The process started in earnest this week, when the first national workshop took place in Tirana on the 15th of May, organized by the Albanian Ornithological Society (AOS). The main goal of this meeting was to gather basic knowledge of issues related to vulture and wildlife poisoning in general, and more importantly to ensure governmental engagement and support in tackling this threat through establishment of a National Anti-poison Working Group (NAWG). Some of the most important stakeholders from Albania attended the meeting, including representatives from the Ministry of Tourism and Environment, National Inspectorate of Environment and Forestry, Faculty of Science “University of Tirana”, Regional Administrate of Protected Areas-Gjirokastra, Regional Administrate of Protected Areas-Berati, Regional Administrate of Protected Areas-Vlora, Food Safety and Veterinary Institute and representative from the hunting sector. The Albanian nature conservation NGOs of were also there: Albanian Ornithological Society (AOS) and Protection and Preservation of Nature Environment in Albania (PPNEA), both organizations partners within the BAPP.
After constructive debates, and through thorough gap analysis, several important conclusions were made, which will serve as a solid foundation for future work related to combat the use of poison in Albania. Unclear and somewhat inadequate national legislation, absence of proper protocols, as well as very low awareness of general public and relevant institutions regarding wildlife poisoning are probably the first obstacles that we need to tackle in order to prepare a national road-map or strategy to fight poisoning in Albania. The almost complete lack of data on poisoning incidents, as well as very low capacities for toxicological analysis have also been recognized as priority issues that we will need to address during the implementation of the BAPP in Albania.
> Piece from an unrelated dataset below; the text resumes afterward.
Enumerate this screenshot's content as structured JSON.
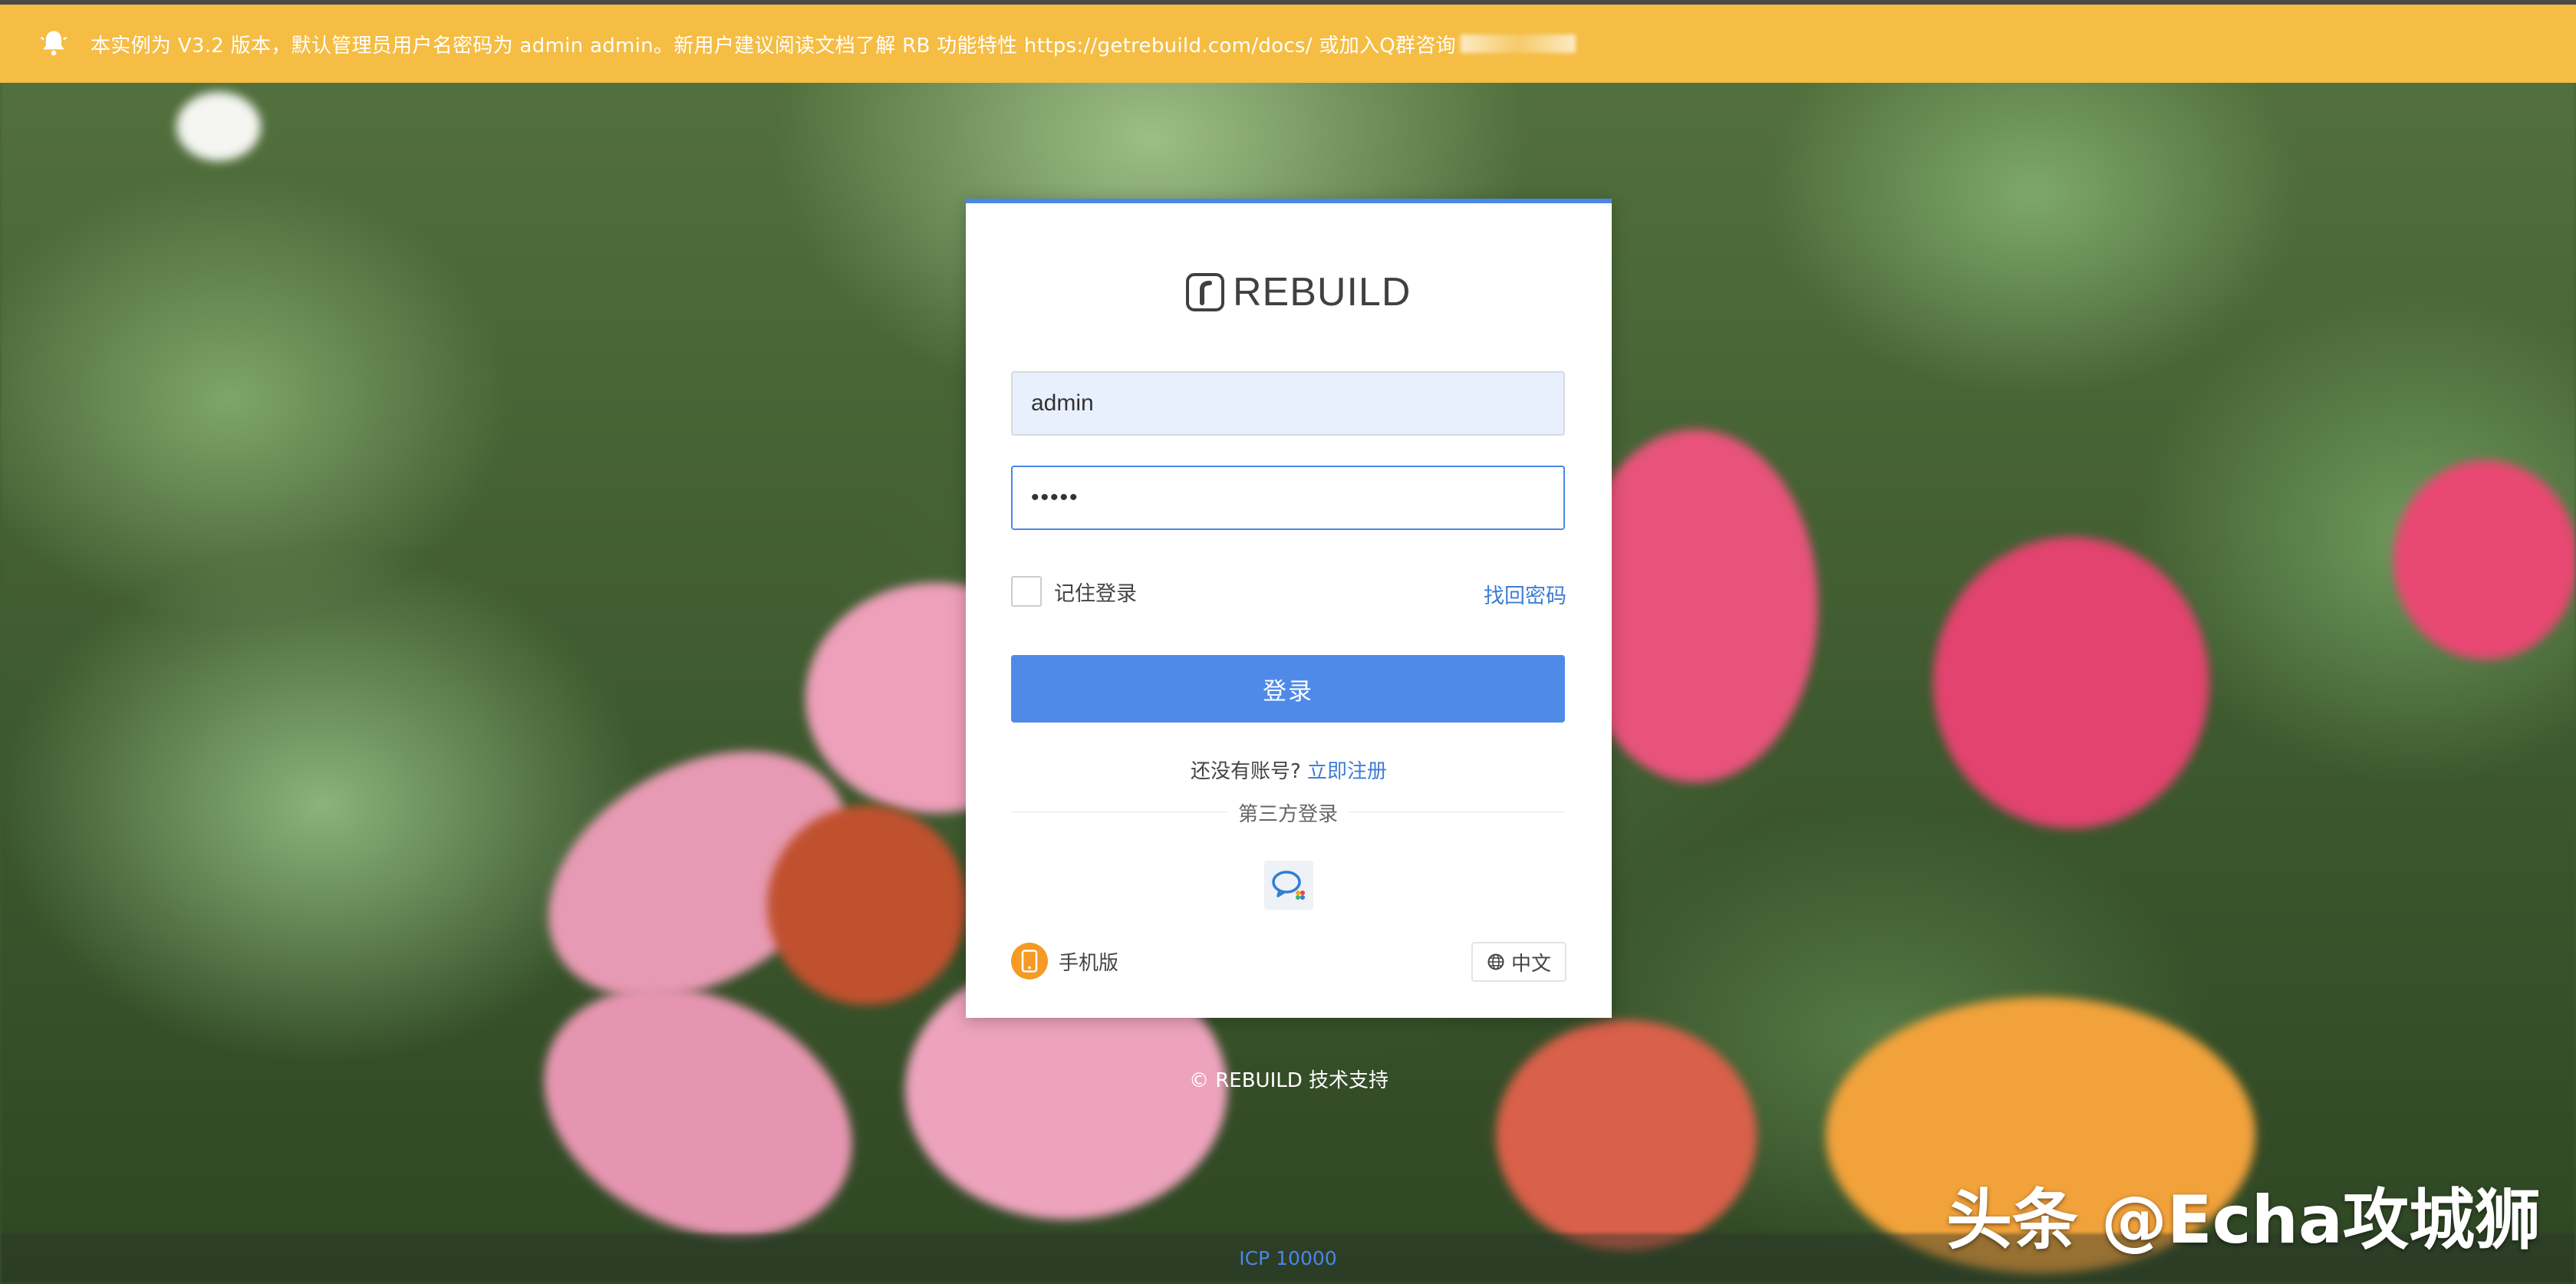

It is important to note that very positive feedback was given by representatives from governmental sector, who expressed their will and commitment in participating in the future work of the NAWG in drafting the National Anti-poison Road Map. These are the first steps in ensuring a better future for vultures in Albania. During the course of the meeting a new Life project (Urgent Action to Strengthen the Balkan Population of the Egyptian Vulture and Secure Its Flyway LIFE16 NAT/BG/000874), led by our colleagues from BPSB, was also presented, with focus on the activities planned to be implemented in Albania. With joint efforts from both projects, we can say that the future for vultures in Albania looks a bit brighter.
The BAAP project is directly contributing into the implementation of the Vulture MsAP, the global blueprint for old world vulture conservation, approved last year by the Convention for Migratory Species, by implementing anti-poisoning actions in Albania, Bosnia and Herzegovina, Croatia, Greece and Macedonia.